There is a maximum amount of BitCoin that can ever be generated, which is 21 million. According to Khan Academy, the number is expected to rise around 2140.

There were 12.1 million BTCs in circulation this morning

Your BitCoin is stored in a file (your BitCoin wallet) in your repository – on your computer. The file itself is proof of the number of BTCs you have and can be moved with you on a mobile device.

If you lose that cryptographic key file in your wallet, as well as your BitCoin funds provision. And you can’t go back.

How much is it?

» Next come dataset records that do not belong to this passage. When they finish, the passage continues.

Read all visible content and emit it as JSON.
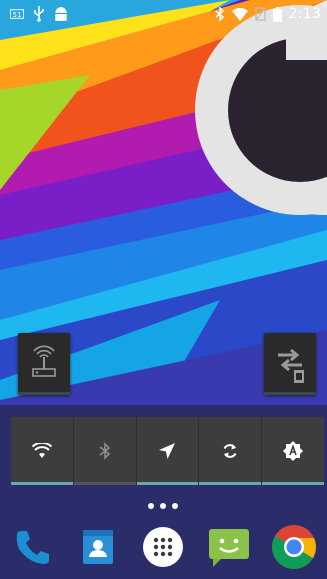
{
  "status_bar": {
    "time": "2:13",
    "left_icons": [
      "notification-number-icon",
      "usb-icon",
      "android-debug-icon"
    ],
    "right_icons": [
      "bluetooth-icon",
      "wifi-icon",
      "no-sim-icon",
      "battery-icon"
    ]
  },
  "home": {
    "widgets": [
      {
        "name": "wifi-hotspot-widget",
        "icon": "hotspot-icon"
      },
      {
        "name": "data-sync-widget",
        "icon": "transfer-icon"
      }
    ],
    "quick_settings": [
      {
        "name": "wifi",
        "icon": "wifi-icon",
        "state": "on"
      },
      {
        "name": "bluetooth",
        "icon": "bluetooth-icon",
        "state": "off"
      },
      {
        "name": "location",
        "icon": "location-icon",
        "state": "on"
      },
      {
        "name": "sync",
        "icon": "sync-icon",
        "state": "on"
      },
      {
        "name": "auto-brightness",
        "icon": "brightness-auto-icon",
        "state": "on"
      }
    ],
    "page_indicator": {
      "pages": 3
    }
  },
  "dock": {
    "apps": [
      {
        "name": "phone",
        "icon": "phone-icon",
        "color": "#1b8fd3"
      },
      {
        "name": "contacts",
        "icon": "contacts-icon",
        "color": "#2a8fd6"
      },
      {
        "name": "app-drawer",
        "icon": "app-drawer-icon",
        "color": "#ffffff"
      },
      {
        "name": "messaging",
        "icon": "messaging-icon",
        "color": "#8bc34a"
      },
      {
        "name": "chrome",
        "icon": "chrome-icon",
        "color": "#db4437"
      }
    ]
  }
}
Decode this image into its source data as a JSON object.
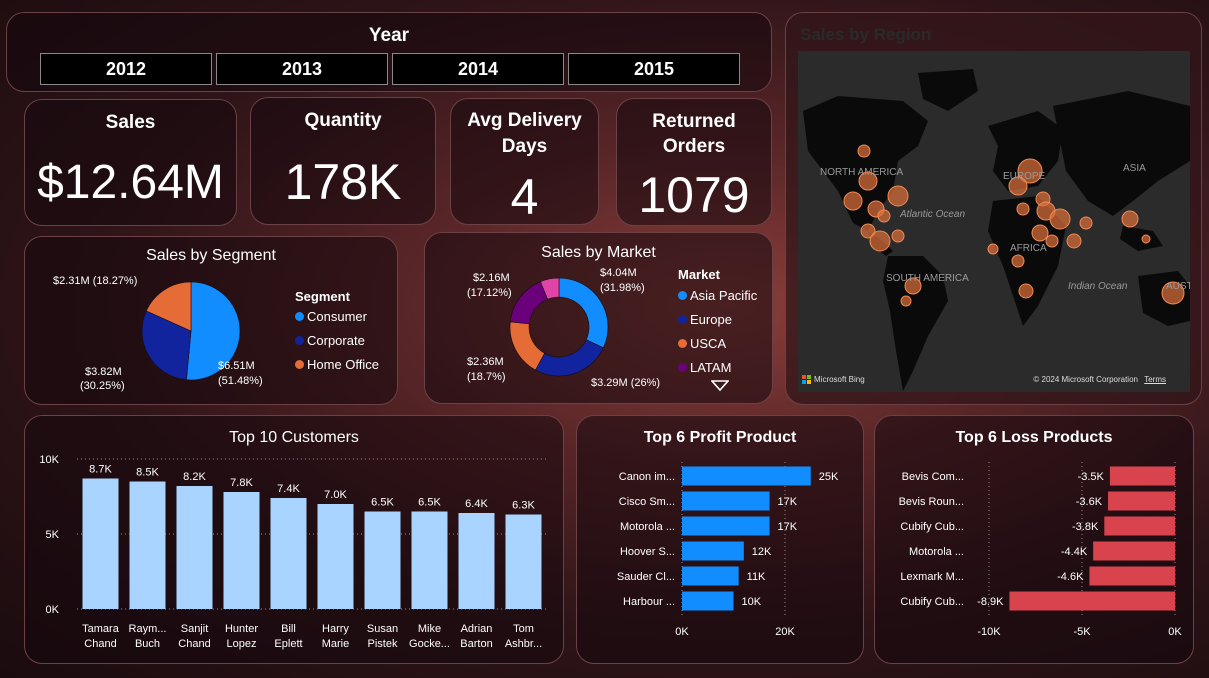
{
  "year_slicer": {
    "title": "Year",
    "years": [
      "2012",
      "2013",
      "2014",
      "2015"
    ]
  },
  "kpis": {
    "sales": {
      "title": "Sales",
      "value": "$12.64M"
    },
    "quantity": {
      "title": "Quantity",
      "value": "178K"
    },
    "avg_delivery": {
      "title_line1": "Avg Delivery",
      "title_line2": "Days",
      "value": "4"
    },
    "returned": {
      "title_line1": "Returned",
      "title_line2": "Orders",
      "value": "1079"
    }
  },
  "map": {
    "title": "Sales by Region",
    "labels": {
      "north_america": "NORTH AMERICA",
      "south_america": "SOUTH AMERICA",
      "europe": "EUROPE",
      "asia": "ASIA",
      "africa": "AFRICA",
      "australia": "AUSTRA",
      "atlantic": "Atlantic Ocean",
      "indian": "Indian Ocean"
    },
    "bing": "Microsoft Bing",
    "copyright": "© 2024 Microsoft Corporation",
    "terms": "Terms",
    "bubble_color": "#e0703a"
  },
  "colors": {
    "consumer": "#118dff",
    "corporate": "#12239e",
    "home_office": "#e66c37",
    "latam": "#6b007b",
    "other": "#e044a7",
    "customers_bar": "#a8d4ff",
    "profit_bar": "#118dff",
    "loss_bar": "#d9434e"
  },
  "chart_data": [
    {
      "type": "pie",
      "title": "Sales by Segment",
      "legend_title": "Segment",
      "slices": [
        {
          "name": "Consumer",
          "value": 6.51,
          "label": "$6.51M",
          "pct": "(51.48%)"
        },
        {
          "name": "Corporate",
          "value": 3.82,
          "label": "$3.82M",
          "pct": "(30.25%)"
        },
        {
          "name": "Home Office",
          "value": 2.31,
          "label": "$2.31M (18.27%)"
        }
      ]
    },
    {
      "type": "pie",
      "title": "Sales by Market",
      "legend_title": "Market",
      "legend": [
        "Asia Pacific",
        "Europe",
        "USCA",
        "LATAM"
      ],
      "slices": [
        {
          "value": 31.98,
          "label": "$4.04M",
          "pct": "(31.98%)"
        },
        {
          "value": 26.0,
          "label": "$3.29M (26%)"
        },
        {
          "value": 18.7,
          "label": "$2.36M",
          "pct": "(18.7%)"
        },
        {
          "value": 17.12,
          "label": "$2.16M",
          "pct": "(17.12%)"
        },
        {
          "value": 6.2
        }
      ]
    },
    {
      "type": "bar",
      "title": "Top 10 Customers",
      "categories": [
        "Tamara Chand",
        "Raymond Buch",
        "Sanjit Chand",
        "Hunter Lopez",
        "Bill Eplett",
        "Harry Marie",
        "Susan Pistek",
        "Mike Gockenbach",
        "Adrian Barton",
        "Tom Ashbrook"
      ],
      "category_lines": [
        [
          "Tamara",
          "Chand"
        ],
        [
          "Raym...",
          "Buch"
        ],
        [
          "Sanjit",
          "Chand"
        ],
        [
          "Hunter",
          "Lopez"
        ],
        [
          "Bill",
          "Eplett"
        ],
        [
          "Harry",
          "Marie"
        ],
        [
          "Susan",
          "Pistek"
        ],
        [
          "Mike",
          "Gocke..."
        ],
        [
          "Adrian",
          "Barton"
        ],
        [
          "Tom",
          "Ashbr..."
        ]
      ],
      "values": [
        8.7,
        8.5,
        8.2,
        7.8,
        7.4,
        7.0,
        6.5,
        6.5,
        6.4,
        6.3
      ],
      "labels": [
        "8.7K",
        "8.5K",
        "8.2K",
        "7.8K",
        "7.4K",
        "7.0K",
        "6.5K",
        "6.5K",
        "6.4K",
        "6.3K"
      ],
      "yticks": [
        "0K",
        "5K",
        "10K"
      ],
      "ylim": [
        0,
        10
      ]
    },
    {
      "type": "bar",
      "title": "Top 6 Profit Product",
      "categories": [
        "Canon im...",
        "Cisco Sm...",
        "Motorola ...",
        "Hoover S...",
        "Sauder Cl...",
        "Harbour ..."
      ],
      "values": [
        25,
        17,
        17,
        12,
        11,
        10
      ],
      "labels": [
        "25K",
        "17K",
        "17K",
        "12K",
        "11K",
        "10K"
      ],
      "xticks": [
        "0K",
        "20K"
      ],
      "xlim": [
        0,
        20
      ]
    },
    {
      "type": "bar",
      "title": "Top 6 Loss Products",
      "categories": [
        "Bevis Com...",
        "Bevis Roun...",
        "Cubify Cub...",
        "Motorola ...",
        "Lexmark M...",
        "Cubify Cub..."
      ],
      "values": [
        -3.5,
        -3.6,
        -3.8,
        -4.4,
        -4.6,
        -8.9
      ],
      "labels": [
        "-3.5K",
        "-3.6K",
        "-3.8K",
        "-4.4K",
        "-4.6K",
        "-8.9K"
      ],
      "xticks": [
        "-10K",
        "-5K",
        "0K"
      ],
      "xlim": [
        -10,
        0
      ]
    }
  ]
}
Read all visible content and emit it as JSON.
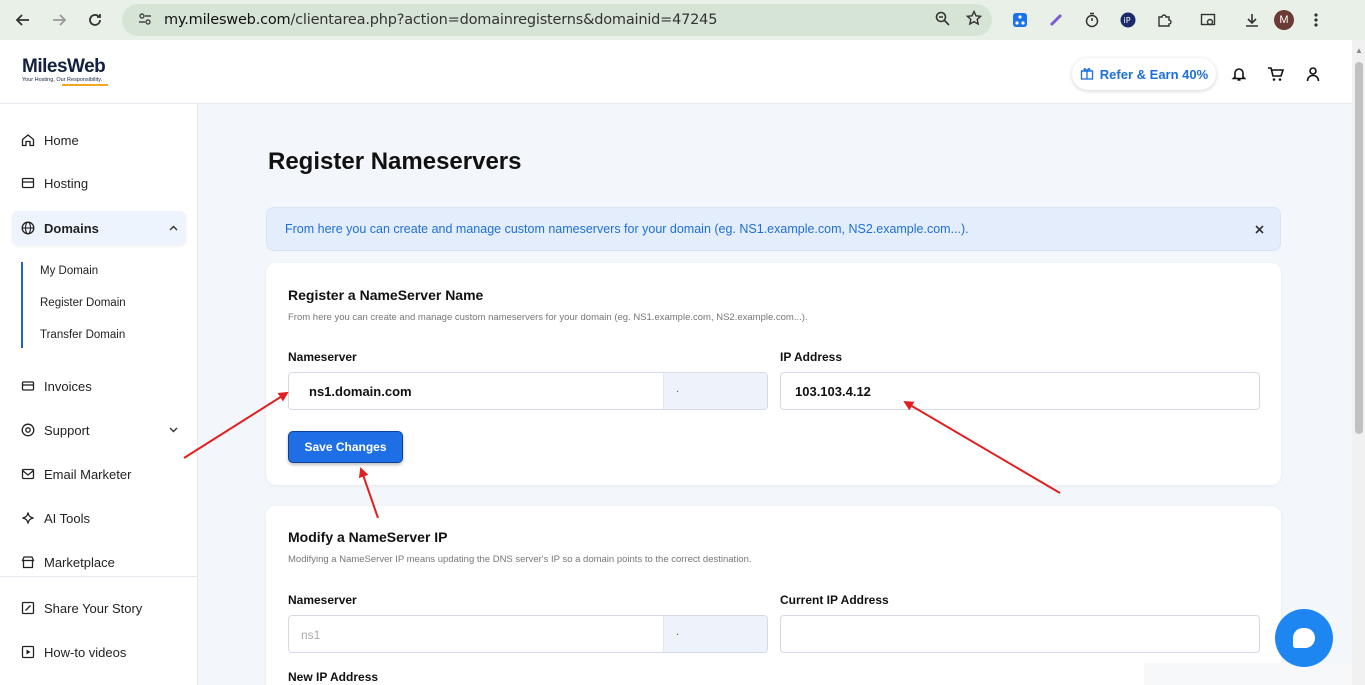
{
  "browser": {
    "url_host": "my.milesweb.com",
    "url_path": "/clientarea.php?action=domainregisterns&domainid=47245",
    "profile_initial": "M"
  },
  "header": {
    "logo_name": "MilesWeb",
    "logo_tagline": "Your Hosting, Our Responsibility.",
    "refer_label": "Refer & Earn 40%"
  },
  "sidebar": {
    "items": [
      {
        "label": "Home",
        "icon": "home-icon"
      },
      {
        "label": "Hosting",
        "icon": "server-icon"
      },
      {
        "label": "Domains",
        "icon": "globe-icon"
      },
      {
        "label": "Invoices",
        "icon": "invoice-icon"
      },
      {
        "label": "Support",
        "icon": "support-icon"
      },
      {
        "label": "Email Marketer",
        "icon": "mail-icon"
      },
      {
        "label": "AI Tools",
        "icon": "sparkle-icon"
      },
      {
        "label": "Marketplace",
        "icon": "store-icon"
      },
      {
        "label": "Share Your Story",
        "icon": "edit-icon"
      },
      {
        "label": "How-to videos",
        "icon": "play-icon"
      }
    ],
    "domains_sub": [
      "My Domain",
      "Register Domain",
      "Transfer Domain"
    ]
  },
  "main": {
    "title": "Register Nameservers",
    "alert": "From here you can create and manage custom nameservers for your domain (eg. NS1.example.com, NS2.example.com...).",
    "register": {
      "title": "Register a NameServer Name",
      "desc": "From here you can create and manage custom nameservers for your domain (eg. NS1.example.com, NS2.example.com...).",
      "ns_label": "Nameserver",
      "ns_value": "ns1.domain.com",
      "ns_suffix": ".",
      "ip_label": "IP Address",
      "ip_value": "103.103.4.12",
      "save_label": "Save Changes"
    },
    "modify": {
      "title": "Modify a NameServer IP",
      "desc": "Modifying a NameServer IP means updating the DNS server's IP so a domain points to the correct destination.",
      "ns_label": "Nameserver",
      "ns_placeholder": "ns1",
      "ns_suffix": ".",
      "current_ip_label": "Current IP Address",
      "new_ip_label": "New IP Address"
    }
  },
  "colors": {
    "accent": "#1e6fe6",
    "annotation_arrow": "#e02020"
  }
}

The value varies depending on how much people think they are worth, “just like in exchange for real money.” But since there is no central authority trying to maintain value around a certain level, it can change in a more dynamic way. The first BTCs were worthless at the time, but these BTCs still exist. As of 11:00 a.m. on December 11, 2013, the public value was US $ 906.00 per BitCoin. When I finished writing this sentence, it was $ 900.00. At the beginning of 2013, the value was about $ 20.00. On November 27, 2013, it was valued at more than $ 1,000.00 per BTC. So it’s changing for the time being, but it’s expected to consolidate.

The total value of all BitCoins – at the end of this sentence – is about $ 11 billion.

How can I get some?

First, you need to have a BitCoin wallet. This article has links to get one.

Then one way is to buy another private party, like these guys on Bloomberg TV. One way is to buy in exchange, Mt. Like Gox.

And finally, one way is to provide a lot of computer power and electricity to the process and turn it into a BitCoin miner. That is beyond the scope of this article. But if you have a few thousand extra dollars around, you can get quite a tool.

How can I spend it?

There are hundreds of merchants of all sizes in BitCoin payments, from coffee shops to car dealerships. There is also a BitCoin ATM in Vancouver, British Columbia to convert your BTC into cash in Vancouver, BC.

And so?

Money has a long history – millennia long. Legend has it that Manhattan Island was bought for wampum shells. In the early years of the United States, various banks printed their own currency. On a recent visit to British Columbia’s Salt Spring Island, I spent money that was only good on the beautiful island. Among these was the trust agreement between its users, which had the value of a particular currency. Sometimes this value was directly associated with something solid and physical, like gold. In 1900, the US tied its currency directly to gold (the “Gold Standard”), and in 1971, that tie ended.

Now the currency is traded like any other commodity, although the monetary value of a particular country can be boosted or reduced by the actions of its central bank. BitCoin is an alternative currency that is traded and its value, like that of other commodities, is determined by trade, but it does not sustain or reduce the actions of any bank, but rather the actions of its users directly. However, its offer is limited and popular, and (unlike physical currency) it is also the history of each BitCoin. The perceived value, like all other currencies, is based on its usability and confidence.

As a currency, BitCoin is not exactly a new thing in Creation, but it is definitely a new way to make money.